• TO DO:
Read through the listing below, and copy every line where the string "What" appears.

• DATA TO PROCESS:
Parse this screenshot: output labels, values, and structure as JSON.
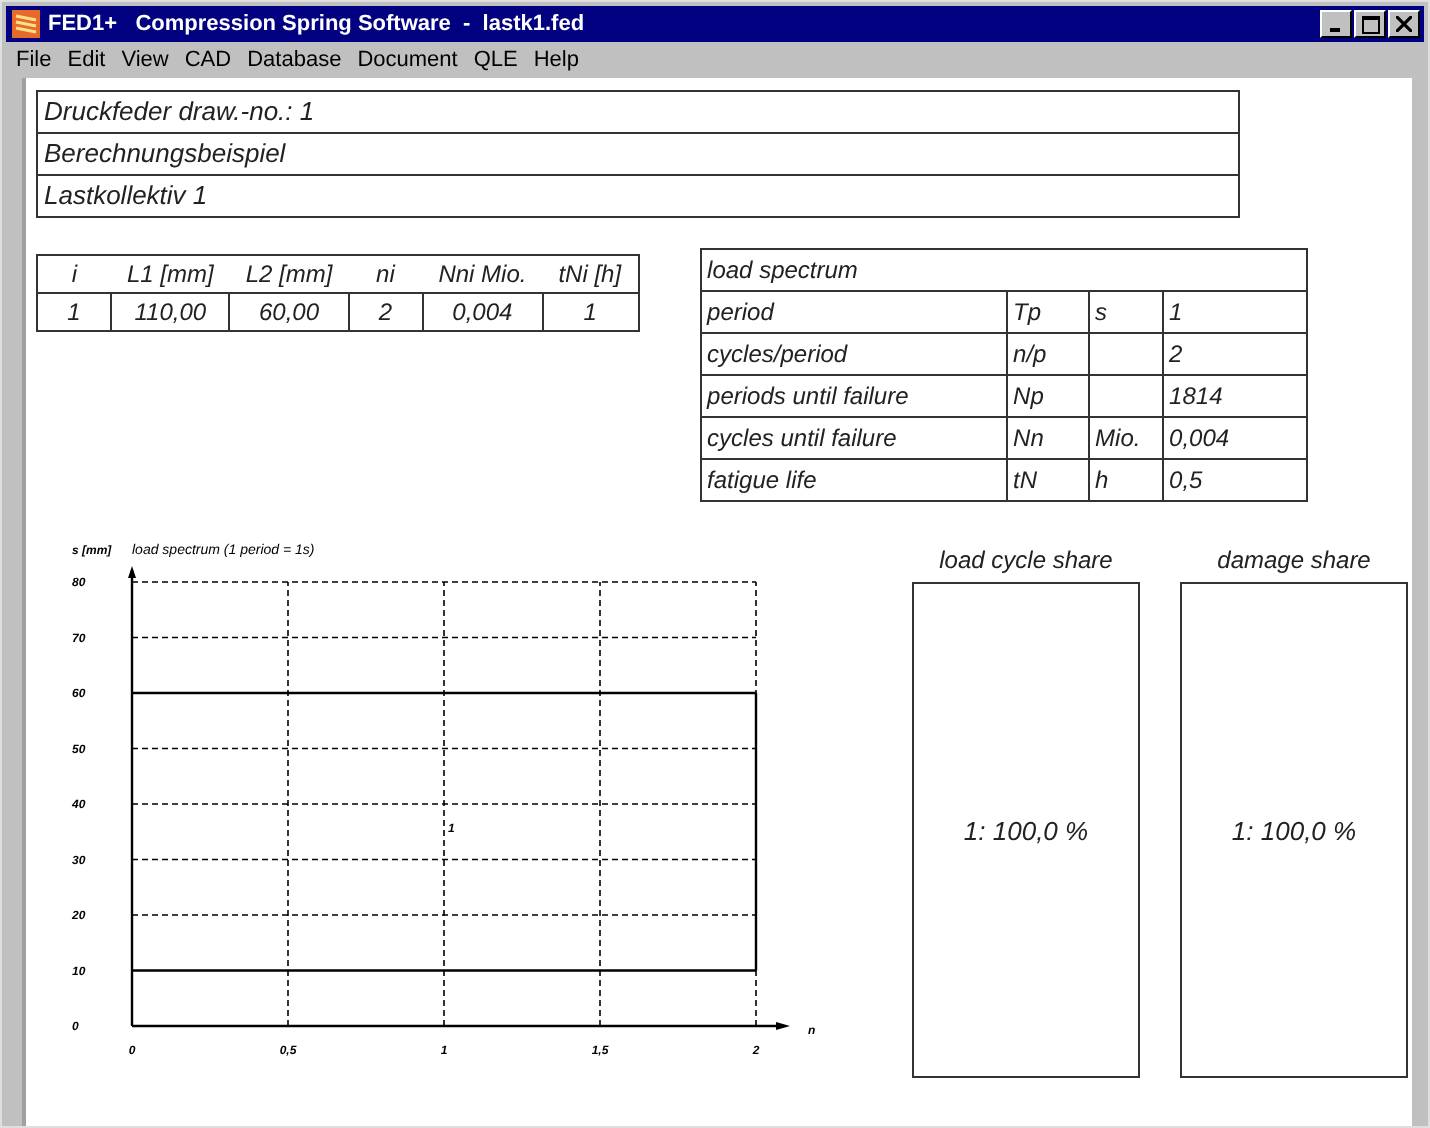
{
  "window": {
    "title": "FED1+   Compression Spring Software  -  lastk1.fed"
  },
  "menu": [
    "File",
    "Edit",
    "View",
    "CAD",
    "Database",
    "Document",
    "QLE",
    "Help"
  ],
  "header_lines": [
    "Druckfeder   draw.-no.: 1",
    "Berechnungsbeispiel",
    "Lastkollektiv 1"
  ],
  "cycle_table": {
    "columns": [
      "i",
      "L1 [mm]",
      "L2 [mm]",
      "ni",
      "Nni Mio.",
      "tNi [h]"
    ],
    "rows": [
      [
        "1",
        "110,00",
        "60,00",
        "2",
        "0,004",
        "1"
      ]
    ]
  },
  "load_spectrum": {
    "title": "load spectrum",
    "rows": [
      [
        "period",
        "Tp",
        "s",
        "1"
      ],
      [
        "cycles/period",
        "n/p",
        "",
        "2"
      ],
      [
        "periods until failure",
        "Np",
        "",
        "1814"
      ],
      [
        "cycles until failure",
        "Nn",
        "Mio.",
        "0,004"
      ],
      [
        "fatigue life",
        "tN",
        "h",
        "0,5"
      ]
    ]
  },
  "chart": {
    "chart_data": {
      "type": "line",
      "title": "load spectrum  (1 period = 1s)",
      "xlabel": "n",
      "ylabel": "s [mm]",
      "x": [
        0,
        2
      ],
      "series": [
        {
          "color": "#000000",
          "line_style": "solid",
          "values": [
            60,
            60
          ]
        },
        {
          "color": "#000000",
          "line_style": "solid",
          "values": [
            10,
            10
          ]
        }
      ],
      "xlim": [
        0,
        2
      ],
      "ylim": [
        0,
        80
      ],
      "xticks": [
        0,
        {
          "value": 0.5,
          "label": "0,5"
        },
        1,
        {
          "value": 1.5,
          "label": "1,5"
        },
        2
      ],
      "yticks": [
        0,
        10,
        20,
        30,
        40,
        50,
        60,
        70,
        80
      ],
      "annotations": [
        "1"
      ]
    }
  },
  "shares": [
    {
      "title": "load cycle share",
      "value": "1: 100,0 %"
    },
    {
      "title": "damage share",
      "value": "1: 100,0 %"
    }
  ]
}
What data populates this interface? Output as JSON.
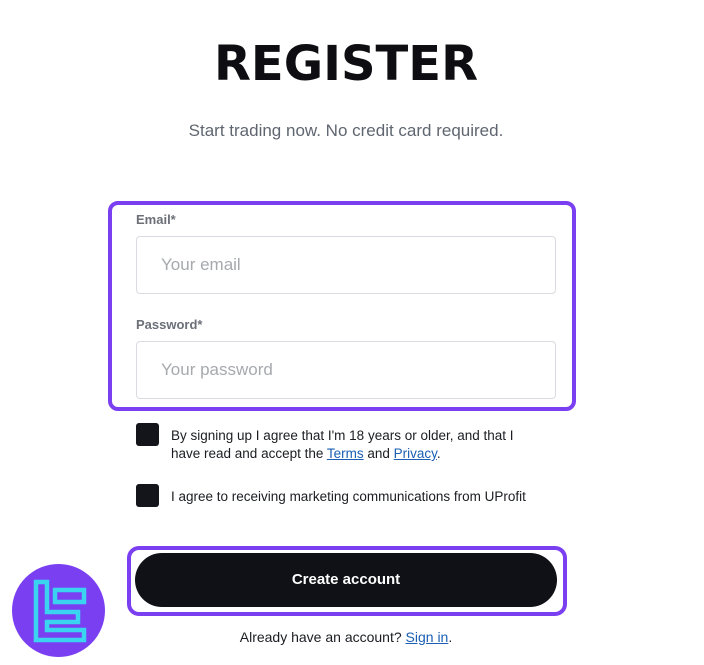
{
  "header": {
    "title": "REGISTER",
    "subtitle": "Start trading now. No credit card required."
  },
  "form": {
    "email": {
      "label": "Email*",
      "placeholder": "Your email",
      "value": ""
    },
    "password": {
      "label": "Password*",
      "placeholder": "Your password",
      "value": ""
    },
    "agreements": {
      "terms_prefix": "By signing up I agree that I'm 18 years or older, and that I have read and accept the ",
      "terms_link": "Terms",
      "and_text": " and ",
      "privacy_link": "Privacy",
      "period": ".",
      "marketing_text": "I agree to receiving marketing communications from UProfit"
    },
    "submit_label": "Create account",
    "signin_prompt": "Already have an account? ",
    "signin_link": "Sign in",
    "signin_period": "."
  },
  "logo": {
    "icon": "tc-logo-icon"
  },
  "colors": {
    "highlight": "#7b3ff2",
    "button": "#0f1116",
    "link": "#1a5fb4",
    "logo_bg": "#7b3ff2",
    "logo_glyph": "#3ad4f0"
  }
}
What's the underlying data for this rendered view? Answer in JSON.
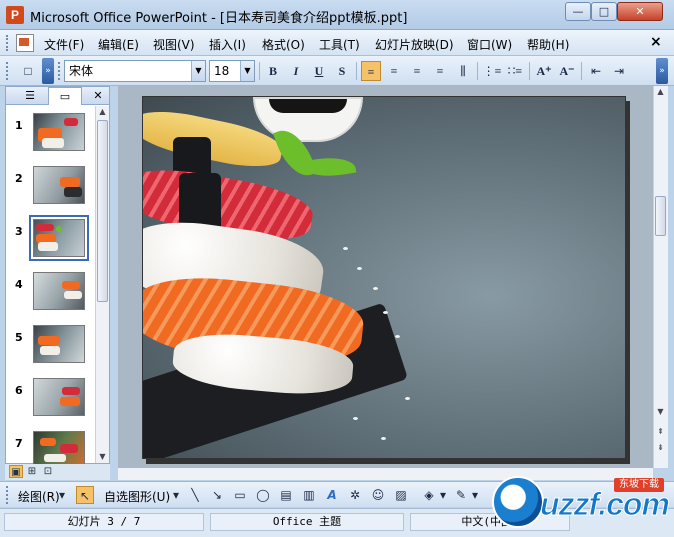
{
  "window": {
    "title": "Microsoft Office PowerPoint - [日本寿司美食介绍ppt模板.ppt]",
    "app_icon_glyph": "P",
    "minimize_label": "—",
    "maximize_label": "□",
    "close_label": "✕"
  },
  "menubar": {
    "items": [
      "文件(F)",
      "编辑(E)",
      "视图(V)",
      "插入(I)",
      "格式(O)",
      "工具(T)",
      "幻灯片放映(D)",
      "窗口(W)",
      "帮助(H)"
    ],
    "close_glyph": "×"
  },
  "format_toolbar": {
    "new_glyph": "□",
    "font_name": "宋体",
    "font_size": "18",
    "bold": "B",
    "italic": "I",
    "underline": "U",
    "shadow": "S",
    "align_left": "≡",
    "align_center": "≡",
    "align_right": "≡",
    "distribute": "≡",
    "vertical": "⫼",
    "numbering": "⋮≡",
    "bullets": "∷≡",
    "grow_font": "A⁺",
    "shrink_font": "A⁻",
    "dec_indent": "⇤",
    "inc_indent": "⇥",
    "chevron": "»",
    "combo_arrow": "▼"
  },
  "left_pane": {
    "tab_outline": "☰",
    "tab_slides": "▭",
    "close_glyph": "✕",
    "slides": [
      {
        "number": "1"
      },
      {
        "number": "2"
      },
      {
        "number": "3"
      },
      {
        "number": "4"
      },
      {
        "number": "5"
      },
      {
        "number": "6"
      },
      {
        "number": "7"
      }
    ],
    "selected_slide": "3",
    "scroll_up": "▲",
    "scroll_down": "▼"
  },
  "view_buttons": {
    "normal": "▣",
    "sorter": "⊞",
    "show": "⊡"
  },
  "slide_scroll": {
    "up": "▲",
    "down": "▼",
    "prev": "⇞",
    "next": "⇟"
  },
  "drawing_toolbar": {
    "draw_menu": "绘图(R)",
    "autoshapes_menu": "自选图形(U)",
    "select_glyph": "↖",
    "line_glyph": "╲",
    "arrow_glyph": "↘",
    "rect_glyph": "▭",
    "oval_glyph": "◯",
    "textbox_glyph": "▤",
    "vtext_glyph": "▥",
    "wordart_glyph": "A",
    "diagram_glyph": "✲",
    "clipart_glyph": "☺",
    "picture_glyph": "▨",
    "fill_glyph": "◈",
    "linecolor_glyph": "✎",
    "dropdown": "▾"
  },
  "statusbar": {
    "slide_info": "幻灯片 3 / 7",
    "theme": "Office 主题",
    "language": "中文(中国)"
  },
  "watermark": {
    "brand": "uzzf.com",
    "tag": "东坡下载"
  },
  "colors": {
    "accent": "#3a6cb5",
    "titlebar": "#c9dcf1",
    "brand": "#1478c8"
  }
}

• TASK SOLUTION:
What data populates this interface? Output as JSON.
What's the underlying data for this rendered view? Answer in JSON.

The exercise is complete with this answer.